An international study headed by IRD researchers (IRD/CNRS/Université Blaise Pascal volcano and magma laboratory), the University at Buffalo and the United States Geological Survey sheds new light on the physical mechanisms that cause pyroclastic flows during volcano super eruptions. Until now, only the diluted mixture turbulent model was used to explain the considerable distances covered by these flows. For the first time, researchers have been able to demonstrate the existence of dense flows caused by a very high eruptive output and sustained interstitial gas pressure. These results, which can be used to better assess volcanic hazards, were published on 7 March 2016 in Nature Communications.
Explosive volcanic super eruptions where the volume exceeds 500 km3 of magma, are rare but extremely devastating cataclysmic phenomena. They generate pyroclastic flows that are a mixture of gas and extremely hot rock fragments, denser than the atmosphere, and that run down the slopes of volcanoes, destroying everything in their wake. The deposits from these flows, known as ignimbrites, can be found at distances of over 100 km from the eruptive centre.
Volcanologists have long endeavoured to understand the processes at work during the transportation and depositing of pyroclastic flows, in order to assess the natural hazards related to these phenomena.
Two fundamentally different physical mechanisms are likely to occur: a rapid, diluted flow (containing less than 1% particles in volume terms), the turbulence of which holds the particles in suspension, or a mixture with close to maximum concentration of particles, within which the interstitial gas pressure reduces internal friction. Until recently, only the diluted flow model had been proved in quantitative terms, requiring propagation velocities of over 200 m/s.

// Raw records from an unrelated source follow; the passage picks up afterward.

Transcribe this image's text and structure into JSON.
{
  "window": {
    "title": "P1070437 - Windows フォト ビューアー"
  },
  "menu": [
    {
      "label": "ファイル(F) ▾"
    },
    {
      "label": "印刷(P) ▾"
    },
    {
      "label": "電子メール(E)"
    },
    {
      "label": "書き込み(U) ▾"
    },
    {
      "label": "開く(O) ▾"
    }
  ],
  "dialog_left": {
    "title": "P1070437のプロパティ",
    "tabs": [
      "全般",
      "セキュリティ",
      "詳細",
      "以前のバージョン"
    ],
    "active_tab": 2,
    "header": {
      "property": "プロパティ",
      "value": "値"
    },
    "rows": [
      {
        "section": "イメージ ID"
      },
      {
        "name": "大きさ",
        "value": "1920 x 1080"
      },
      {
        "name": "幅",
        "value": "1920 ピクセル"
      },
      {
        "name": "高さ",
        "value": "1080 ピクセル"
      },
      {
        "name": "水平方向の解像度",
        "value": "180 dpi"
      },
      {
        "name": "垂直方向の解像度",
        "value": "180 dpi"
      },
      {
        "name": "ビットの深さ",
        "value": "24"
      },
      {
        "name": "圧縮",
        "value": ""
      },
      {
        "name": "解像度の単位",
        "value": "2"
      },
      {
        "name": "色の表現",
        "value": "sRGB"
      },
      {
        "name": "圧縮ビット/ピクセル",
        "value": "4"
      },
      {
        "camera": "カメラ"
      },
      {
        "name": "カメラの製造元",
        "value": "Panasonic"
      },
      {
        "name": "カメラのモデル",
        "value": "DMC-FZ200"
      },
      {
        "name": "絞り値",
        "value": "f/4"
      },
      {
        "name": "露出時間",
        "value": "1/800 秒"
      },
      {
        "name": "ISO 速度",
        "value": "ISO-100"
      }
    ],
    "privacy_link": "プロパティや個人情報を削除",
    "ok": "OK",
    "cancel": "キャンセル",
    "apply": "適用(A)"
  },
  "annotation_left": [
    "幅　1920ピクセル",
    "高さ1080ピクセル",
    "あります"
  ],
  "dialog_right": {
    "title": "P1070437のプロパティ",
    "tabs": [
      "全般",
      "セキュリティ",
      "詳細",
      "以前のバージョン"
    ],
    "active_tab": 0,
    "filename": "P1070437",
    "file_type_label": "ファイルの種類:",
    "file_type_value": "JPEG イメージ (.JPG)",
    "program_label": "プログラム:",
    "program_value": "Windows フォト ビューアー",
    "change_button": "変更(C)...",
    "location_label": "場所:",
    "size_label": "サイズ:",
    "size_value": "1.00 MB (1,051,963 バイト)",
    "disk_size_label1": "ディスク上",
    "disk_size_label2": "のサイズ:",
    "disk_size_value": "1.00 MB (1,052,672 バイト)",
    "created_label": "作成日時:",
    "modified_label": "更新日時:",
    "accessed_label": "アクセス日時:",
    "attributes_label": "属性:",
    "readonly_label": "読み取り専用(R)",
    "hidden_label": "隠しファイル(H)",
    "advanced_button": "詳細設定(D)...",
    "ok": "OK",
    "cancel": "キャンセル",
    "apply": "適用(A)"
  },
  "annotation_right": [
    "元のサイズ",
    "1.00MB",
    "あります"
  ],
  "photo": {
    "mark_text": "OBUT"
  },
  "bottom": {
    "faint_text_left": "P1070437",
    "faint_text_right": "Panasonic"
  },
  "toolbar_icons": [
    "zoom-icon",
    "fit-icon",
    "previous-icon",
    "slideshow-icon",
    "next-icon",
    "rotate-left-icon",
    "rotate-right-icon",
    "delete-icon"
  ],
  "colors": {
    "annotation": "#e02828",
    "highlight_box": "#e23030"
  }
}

The objective of this research is to understand the behaviour of pyroclastic flows using a clearly characterised example to define a model applicable to all super eruptions occurring on Earth.
In this study, researchers studied the ignimbrite at Peach Spring (Arizona, United States), formed by flows of more than 170 km during an eruption that occurred 18.8 million years ago, giving off over 1,300 km3 of magma and leading to the formation of a hug volcanic crater (or caldera).
They looked closely at large blocks of rock (> 0,5-1 m) found in the ignimbrite studied, initially present in the substrata but carried along by the pyroclastic flows. An initial analysis revealed that the movement of these blocks could not have been triggered by diluted flows at realistic speeds.
To understand this entrainment process, the researchers then worked in the laboratory to simulate the propagation of pyroclastic flow on a particulate substratum. The procedure, developed with partners from the University of Chile, means generating, on a small scale, a gravity flow comprising a dense mixture of solid particles and air. Thanks to these experiments, the researchers demonstrated, for the first time, that a pressure gradient generated at the base of the flow can lift particles from the substratum; they are then borne in the flow and taken downstream.
Applying the experimental principle that links the size of the substratum particles carried to the speed of the flow, the authors were able to calculate the speed of the pyroclastic flows that formed the Peach Spring ignimbrite: between 5 and 20 m/s. This speed over a minimum distance of 170km, was then used to determine the duration of the eruption (between 2.5 and 10 hours), and its flow rate (107-108 m3/s), higher than any known to date.
Using this combination of laboratory experiments and data from the field, the researchers concluded that during a super eruption, a high eruptive flow over several hours and sustained interstitial gas pressure in pyroclastic flows can be more effective than an extremely rapid diluted suspension when it comes to covering very long distances.
This new take on the propagation mechanisms of pyroclastic flows forces us to reconsider the interpretations of many of the ignimbrites generated by super eruptions in the Earth’s history. It opens new possibilities for better assessing volcanic hazards, especially along the Andes, which encompass some of the planet’s most active volcanoes. Chimborazo, Cotopaxi, Tungurahua (Ecuador), Ubinas, Misti (Peru), Lascar, Villarrica, Calbuco (Chili), etc.
Managing volcanic risks and hazards is a priority for IRD and is part of the long-standing scientific cooperation with partners in countries in the Global South, in the Andes (Chile, Ecuador and Peru) and in the Indian and Pacific oceans (Indonesia, Vanuatu).
Since 2015, a consortium has been formed in Latin America and serves as a regional cooperation instrument. This is the VIMESEA project. Coordinated by IRD and the national commission for scientific and technological research in Chile (CONICYT) and funded by the European Commission, this project aims to deepen knowledge into the mechanisms of volcanic eruptions in the Andes and their impacts on the environment and societies. It involves several European research institutes (CNRS magma and volcano institute, Université Blaise Pascal and IRD, Bristol University, University of Munich, Pisa volcanology institute) and others from South America (University of Chile, Peru’s geological, mining and metallurgy institute, Ecuador’s geophysical institute).